Aluminium hit a six-year high on Friday, after the United States imposed sanctions on Russia's UC Rusal, the world's second-biggest producer.

Alumina Ltd rose 3.7 per cent to a seven-year high.

Financial stocks also offered support, with Westpac Banking Corp and National Australia Bank up one per cent and 1.4 per cent, respectively.

The energy index climbed 1.7 per cent to its highest since early February, with Origin Energy jumping 3.7 per cent and Woodside Petroleum up 1.4 per cent.

In New Zealand, the benchmark S&P/NZX 50 index fell 0.2 per cent or 19.61 points to 8,395.16 by 0250 GMT.

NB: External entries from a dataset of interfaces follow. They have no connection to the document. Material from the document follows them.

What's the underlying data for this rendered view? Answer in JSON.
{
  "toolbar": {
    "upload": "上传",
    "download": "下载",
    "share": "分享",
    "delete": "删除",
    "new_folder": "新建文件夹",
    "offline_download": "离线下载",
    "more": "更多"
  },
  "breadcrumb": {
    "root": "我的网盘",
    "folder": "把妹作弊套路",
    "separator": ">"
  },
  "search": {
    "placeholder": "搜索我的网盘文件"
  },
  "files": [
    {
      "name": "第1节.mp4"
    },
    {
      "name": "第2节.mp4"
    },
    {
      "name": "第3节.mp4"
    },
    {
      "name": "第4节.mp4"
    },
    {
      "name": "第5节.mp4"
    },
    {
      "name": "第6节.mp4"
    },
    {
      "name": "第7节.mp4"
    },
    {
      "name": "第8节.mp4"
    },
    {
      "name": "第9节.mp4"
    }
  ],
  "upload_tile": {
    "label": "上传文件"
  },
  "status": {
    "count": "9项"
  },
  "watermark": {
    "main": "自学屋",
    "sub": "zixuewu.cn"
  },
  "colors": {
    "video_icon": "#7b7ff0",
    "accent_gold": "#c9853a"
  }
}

Healthcare stocks led the losses, with Fisher & Paykel Healthcare Corporation and Ryman Healthcare down between 1.3 per cent and 2.2 per cent.

Natural health products maker Comvita Ltd lost 3.2 per cent after it slashed its full-year profit forecast.

Dairy stock a2 Milk Company was up 2.3 per cent after it announced plans to expand into South Korea.